Leave it to Philadelphia fans to make the best of what could have been a catastrophic situation. In this case, an almost 10-foot fall at FedEx Field that could have left Eagles quarterback Jalen Hurts and several fans injured.
Andrew Collins, 26, traveled from Brooklawn, N.J., to watch Sunday’s matchup against the Washington Football Team. After the 20-16 Eagles win, which helped clinch the team’s playoff berth, Hurts made his way to the locker room.
Collins, three friends, and a handful of other Eagles fans flocked to the bleachers closest to the North Field Tunnel with hopes to high-five and snap photos of Hurts.
The railing the fans leaned on gave way as Hurts walked by and the revelers missed falling on Hurts by mere inches. Collins’ immediate reaction was to apologize to Hurts and make sure the fans hadn’t injured the quarterback in the fall.
Hurts was fine and only seemed interested in the fans’ well-being.
“It was actually insane how calm, cool, and collected he was about everything and how well he handled that situation,” said Collins, who said the quarterback gave him one of his gloves. “He was like, ‘Don’t worry about me, are you OK?’”
Collins said the Washington Football Team did not offer the same response to the tumble.
According to an initial team statement, no one appeared to be seriously injured.
“To our knowledge, everyone was offered onsite medical evaluation and left the stadium of their own accord,” read the statement.
Collins said he and his friends were not offered any assistance.
“All they were trying to do is pull us up and get us out of [the field],” he said, adding that the two women he was with, one of them his girlfriend, suffered bruising.
A third friend, Mike Naimoli, 26, said his hand got trapped under the barricade when they fell.
“Obviously, there was a bunch of people on the barricades,” Naimoli said. “That was applying pressure and made my fingers go numb for a second and turn purple instantly.”
Still, Naimoli’s instinct was to shake off the pain and get a selfie with Hurts. It wasn’t until the drive home to Sicklerville that the adrenaline wore off and he began to feel the pain return in his hand and neck.
Naimoli spent the night waiting at Inspira Medical Center Mullica Hill, where he said doctors told him he had no broken bones but would need to get an MRI exam if the neck pain and headache persist.
A Washington Football Team spokesperson told The Inquirer the incident was being investigated and could not comment on specific allegations, but said the area Collins and fans were in is an ADA-designated section. Unlike other stadium spaces, where safety railings are anchored in concrete, the ADA section’s railing is welded to a wheelchair ramp and is not meant to be load-bearing.
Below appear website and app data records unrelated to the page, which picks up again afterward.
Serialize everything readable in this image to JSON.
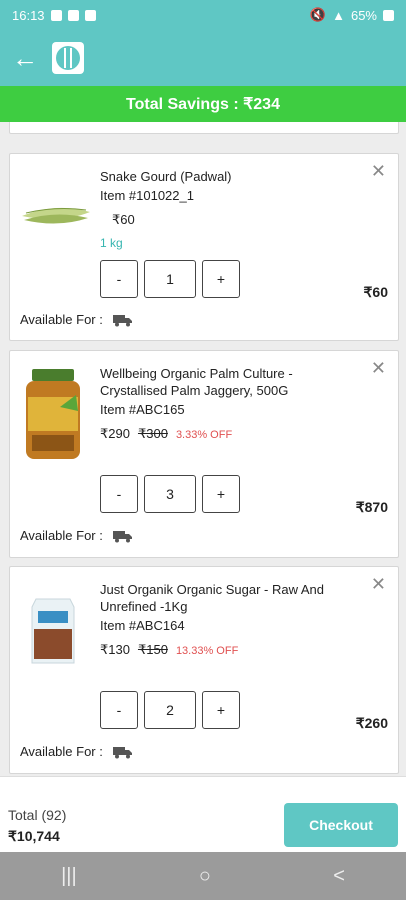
{
  "status": {
    "time": "16:13",
    "battery": "65%"
  },
  "header": {
    "back_icon": "back-arrow-icon",
    "logo_icon": "app-logo-icon"
  },
  "savings": {
    "label": "Total Savings : ₹234"
  },
  "items": [
    {
      "name": "Snake Gourd (Padwal)",
      "sku": "Item #101022_1",
      "price": "₹60",
      "mrp": "",
      "off": "",
      "unit": "1 kg",
      "qty": "1",
      "line_total": "₹60",
      "available_label": "Available For :"
    },
    {
      "name": "Wellbeing Organic Palm Culture - Crystallised Palm Jaggery, 500G",
      "sku": "Item #ABC165",
      "price": "₹290",
      "mrp": "₹300",
      "off": "3.33% OFF",
      "unit": "",
      "qty": "3",
      "line_total": "₹870",
      "available_label": "Available For :"
    },
    {
      "name": "Just Organik Organic Sugar - Raw And Unrefined -1Kg",
      "sku": "Item #ABC164",
      "price": "₹130",
      "mrp": "₹150",
      "off": "13.33% OFF",
      "unit": "",
      "qty": "2",
      "line_total": "₹260",
      "available_label": "Available For :"
    }
  ],
  "qty_controls": {
    "minus": "-",
    "plus": "+"
  },
  "footer": {
    "total_label": "Total (92)",
    "total_value": "₹10,744",
    "checkout_label": "Checkout"
  },
  "nav": {
    "recents": "|||",
    "home": "○",
    "back": "<"
  },
  "colors": {
    "accent": "#5fc7c4",
    "savings_green": "#3ecd41",
    "discount_red": "#e05050"
  }
}
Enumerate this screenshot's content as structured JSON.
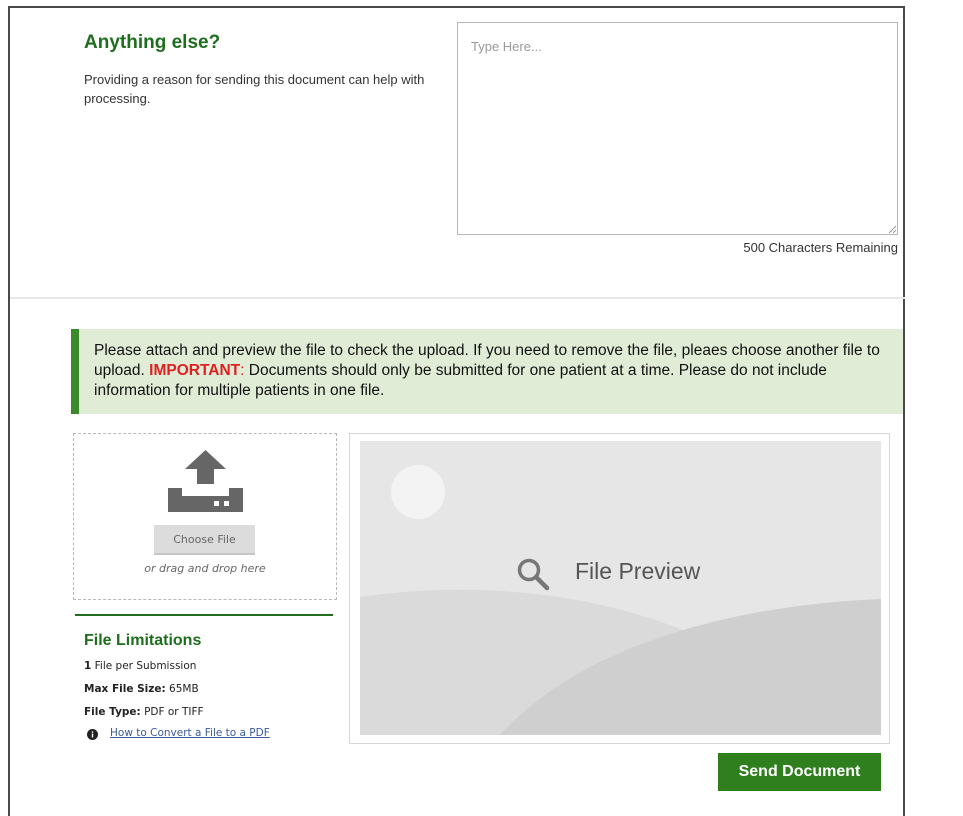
{
  "reason_section": {
    "heading": "Anything else?",
    "description": "Providing a reason for sending this document can help with processing.",
    "textarea_placeholder": "Type Here...",
    "textarea_value": "",
    "characters_remaining": "500 Characters Remaining"
  },
  "notice": {
    "text_before": "Please attach and preview the file to check the upload. If you need to remove the file, pleaes choose another file to upload.",
    "important_label": "IMPORTANT",
    "colon": ":",
    "text_after": " Documents should only be submitted for one patient at a time. Please do not include information for multiple patients in one file."
  },
  "upload": {
    "icon": "upload-icon",
    "choose_file_label": "Choose File",
    "drag_drop_text": "or drag and drop here"
  },
  "limitations": {
    "title": "File Limitations",
    "files_count_value": "1",
    "files_count_label": " File per Submission",
    "max_size_label": "Max File Size:",
    "max_size_value": " 65MB",
    "file_type_label": "File Type:",
    "file_type_value": " PDF or TIFF",
    "info_icon": "info-icon",
    "convert_link": "How to Convert a File to a PDF"
  },
  "preview": {
    "icon": "search-icon",
    "label": "File Preview"
  },
  "actions": {
    "send_label": "Send Document"
  },
  "colors": {
    "accent_green": "#1e6e1e",
    "button_green": "#2f7f1e",
    "notice_background": "#e0ecd6",
    "important_red": "#e02020"
  }
}
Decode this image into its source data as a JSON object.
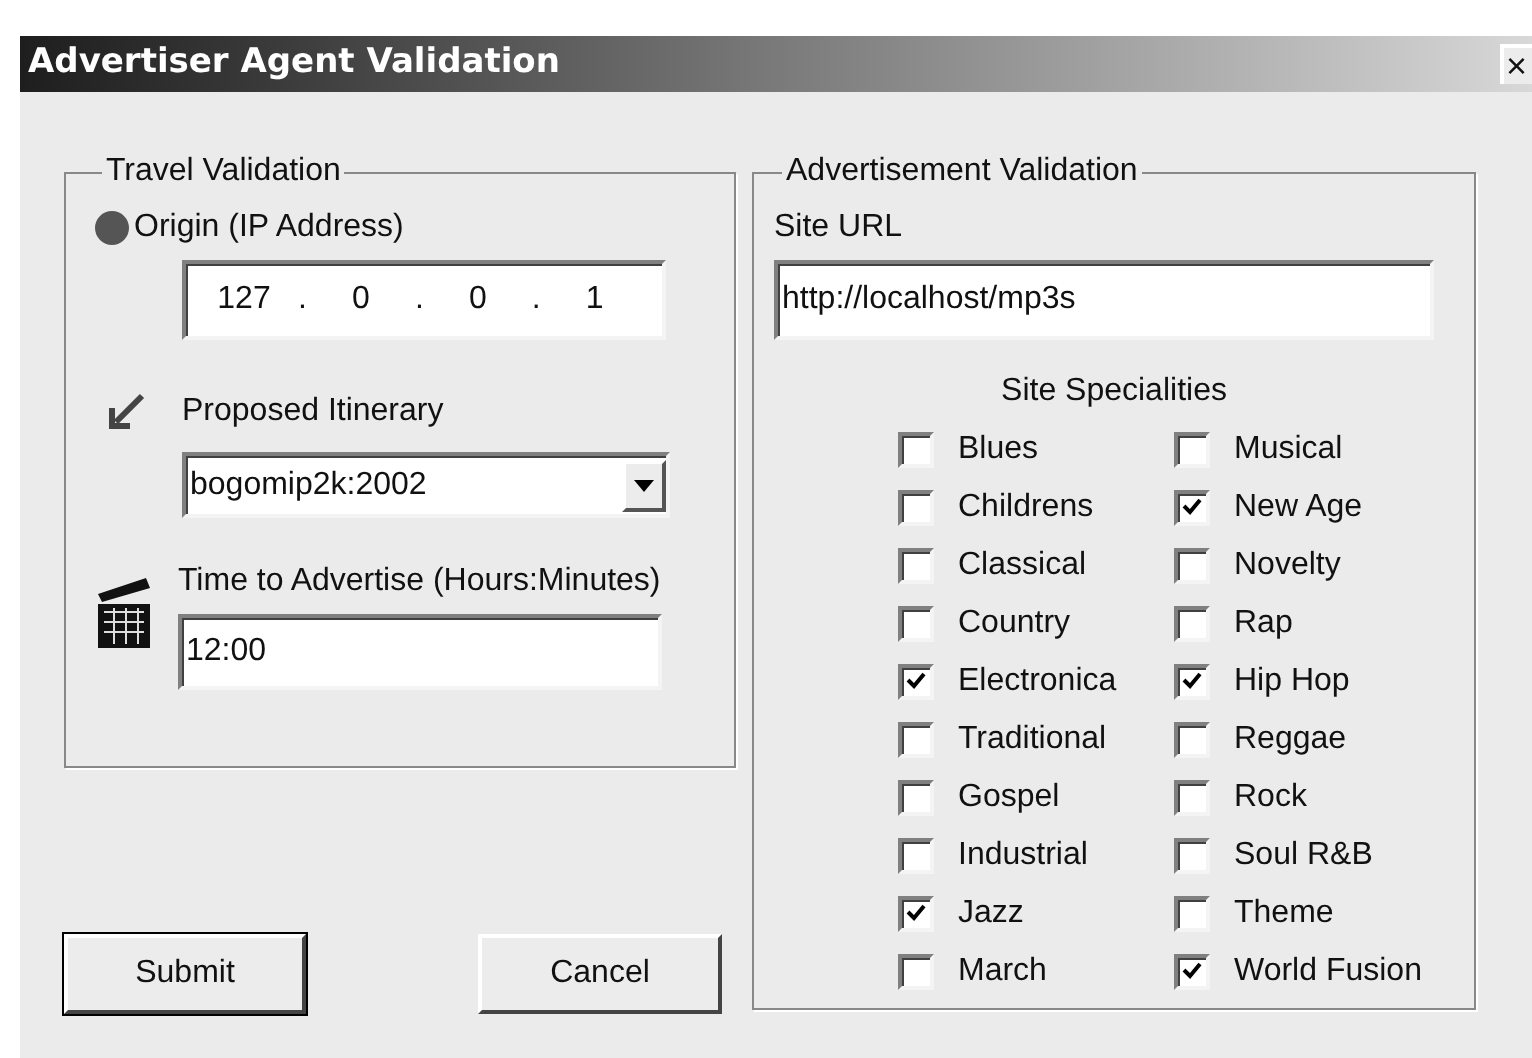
{
  "window": {
    "title": "Advertiser Agent Validation",
    "close": "×"
  },
  "travel": {
    "legend": "Travel Validation",
    "origin": {
      "label": "Origin (IP Address)",
      "octets": [
        "127",
        "0",
        "0",
        "1"
      ],
      "separator": "."
    },
    "itinerary": {
      "label": "Proposed Itinerary",
      "value": "bogomip2k:2002"
    },
    "time": {
      "label": "Time to Advertise (Hours:Minutes)",
      "value": "12:00"
    }
  },
  "buttons": [
    {
      "label": "Submit",
      "selected": true
    },
    {
      "label": "Cancel",
      "selected": false
    }
  ],
  "advertisement": {
    "legend": "Advertisement Validation",
    "url_label": "Site URL",
    "url": "http://localhost/mp3s",
    "specialities_label": "Site Specialities",
    "specialities": [
      {
        "label": "Blues",
        "checked": false
      },
      {
        "label": "Musical",
        "checked": false
      },
      {
        "label": "Childrens",
        "checked": false
      },
      {
        "label": "New Age",
        "checked": true
      },
      {
        "label": "Classical",
        "checked": false
      },
      {
        "label": "Novelty",
        "checked": false
      },
      {
        "label": "Country",
        "checked": false
      },
      {
        "label": "Rap",
        "checked": false
      },
      {
        "label": "Electronica",
        "checked": true
      },
      {
        "label": "Hip Hop",
        "checked": true
      },
      {
        "label": "Traditional",
        "checked": false
      },
      {
        "label": "Reggae",
        "checked": false
      },
      {
        "label": "Gospel",
        "checked": false
      },
      {
        "label": "Rock",
        "checked": false
      },
      {
        "label": "Industrial",
        "checked": false
      },
      {
        "label": "Soul R&B",
        "checked": false
      },
      {
        "label": "Jazz",
        "checked": true
      },
      {
        "label": "Theme",
        "checked": false
      },
      {
        "label": "March",
        "checked": false
      },
      {
        "label": "World Fusion",
        "checked": true
      }
    ]
  }
}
Football fans and pundits, however, didn’t waste a moment to share criticisms of FedEx Field’s infrastructure, some sharing videos of leaks pouring directly over seats.
Eagles radio announcer Merrill Reese has been open about his dislike for the venue, citing the broadcast booth’s poor placement among his gripes. On Monday, Reese weighed in on the collapse.
“Believe me, FedEx Field is a dump and there’s no other way to describe it,” Reese told KYW’s Dave Uram.
The incident reminded Reese and others of a disastrous 1998 collapse at Veterans Stadium during the annual Army-Navy game. The railing in front of temporary bleachers gave way. Ten students were injured; the most serious included a cadet who suffered a broken neck and would go on to win a $1 million settlement.
Robert Mongeluzzi, with Saltz Mongeluzzi & Bendesky, has represented victims in high-profile incidents such as the railing failure at a Snoop Dogg concert in Camden, the Tropicana Casino and Resort garage collapse, and the cadet whose neck was broken at the Vet.
For Mongeluzzi, railing systems are part of the design of a stadium, and it’s predictable that fans would want to gather at a railing with a view of the players’ exit.
If you’re adding an ADA ramp, which is entirely appropriate and part of the law, that doesn’t mean that you therefore weaken the railings so that if people press against them, they’re going to fail.”
And if for some reason there is no workaround, Mongeluzzi said it’s the organization’s job to make sure no crowds are congregating.
Collins said he and friends asked stadium staff if they could travel more than 10 rows down to this section of the stadium and there were no objections.
While angry at the statement that no one was injured and that he and his friends were rushed back onto the bleachers, Collin said the one silver lining was getting to meet his hero.
“I feel like a little kid getting this glove right now,” he said.